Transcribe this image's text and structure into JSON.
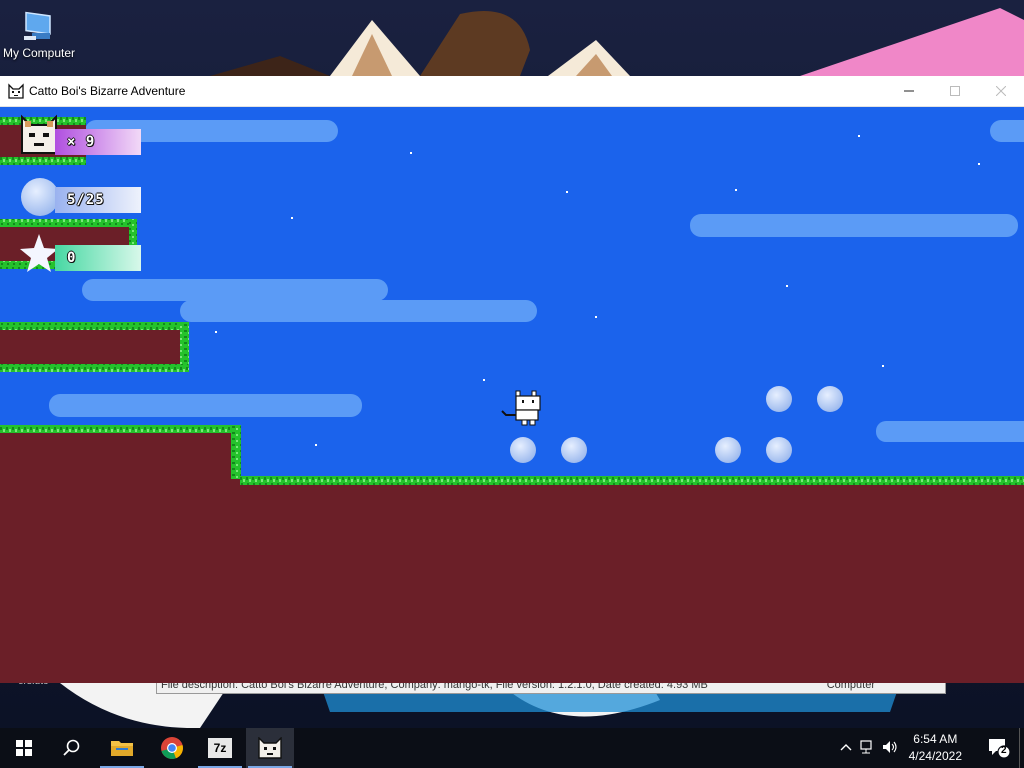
{
  "desktop": {
    "icons": [
      {
        "label": "My Computer",
        "icon": "computer-icon"
      }
    ],
    "hidden_strip_text": "File description: Catto Boi's Bizarre Adventure, Company: mango-tk, File version: 1.2.1.0, Date created: 4.93 MB",
    "hidden_strip_right": "Computer",
    "bottom_left_fragment": "ers.uto"
  },
  "window": {
    "title": "Catto Boi's Bizarre Adventure",
    "app_icon": "cat-icon",
    "controls": [
      "minimize-icon",
      "maximize-icon",
      "close-icon"
    ]
  },
  "hud": {
    "lives": "× 9",
    "orbs": "5/25",
    "stars": "0"
  },
  "colors": {
    "sky": "#1b63ec",
    "ground": "#6b1f28",
    "grass": "#25c22c",
    "orb": "#bcd1f4",
    "cloud": "#5b9bf6"
  },
  "taskbar": {
    "items": [
      {
        "name": "start-button",
        "icon": "windows-logo-icon"
      },
      {
        "name": "search-button",
        "icon": "search-icon"
      },
      {
        "name": "file-explorer",
        "icon": "folder-icon"
      },
      {
        "name": "chrome",
        "icon": "chrome-icon"
      },
      {
        "name": "7zip",
        "icon": "7zip-icon",
        "label": "7z"
      },
      {
        "name": "catto-game",
        "icon": "cat-icon",
        "active": true
      }
    ],
    "time": "6:54 AM",
    "date": "4/24/2022",
    "notification_count": "2"
  }
}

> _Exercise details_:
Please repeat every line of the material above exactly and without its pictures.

> _Answer space_:
Transcribe this image's text and structure into JSON.
{
  "desktop": {
    "icons": [
      {
        "label": "My Computer",
        "icon": "computer-icon"
      }
    ],
    "hidden_strip_text": "File description: Catto Boi's Bizarre Adventure, Company: mango-tk, File version: 1.2.1.0, Date created: 4.93 MB",
    "hidden_strip_right": "Computer",
    "bottom_left_fragment": "ers.uto"
  },
  "window": {
    "title": "Catto Boi's Bizarre Adventure",
    "app_icon": "cat-icon",
    "controls": [
      "minimize-icon",
      "maximize-icon",
      "close-icon"
    ]
  },
  "hud": {
    "lives": "× 9",
    "orbs": "5/25",
    "stars": "0"
  },
  "colors": {
    "sky": "#1b63ec",
    "ground": "#6b1f28",
    "grass": "#25c22c",
    "orb": "#bcd1f4",
    "cloud": "#5b9bf6"
  },
  "taskbar": {
    "items": [
      {
        "name": "start-button",
        "icon": "windows-logo-icon"
      },
      {
        "name": "search-button",
        "icon": "search-icon"
      },
      {
        "name": "file-explorer",
        "icon": "folder-icon"
      },
      {
        "name": "chrome",
        "icon": "chrome-icon"
      },
      {
        "name": "7zip",
        "icon": "7zip-icon",
        "label": "7z"
      },
      {
        "name": "catto-game",
        "icon": "cat-icon",
        "active": true
      }
    ],
    "time": "6:54 AM",
    "date": "4/24/2022",
    "notification_count": "2"
  }
}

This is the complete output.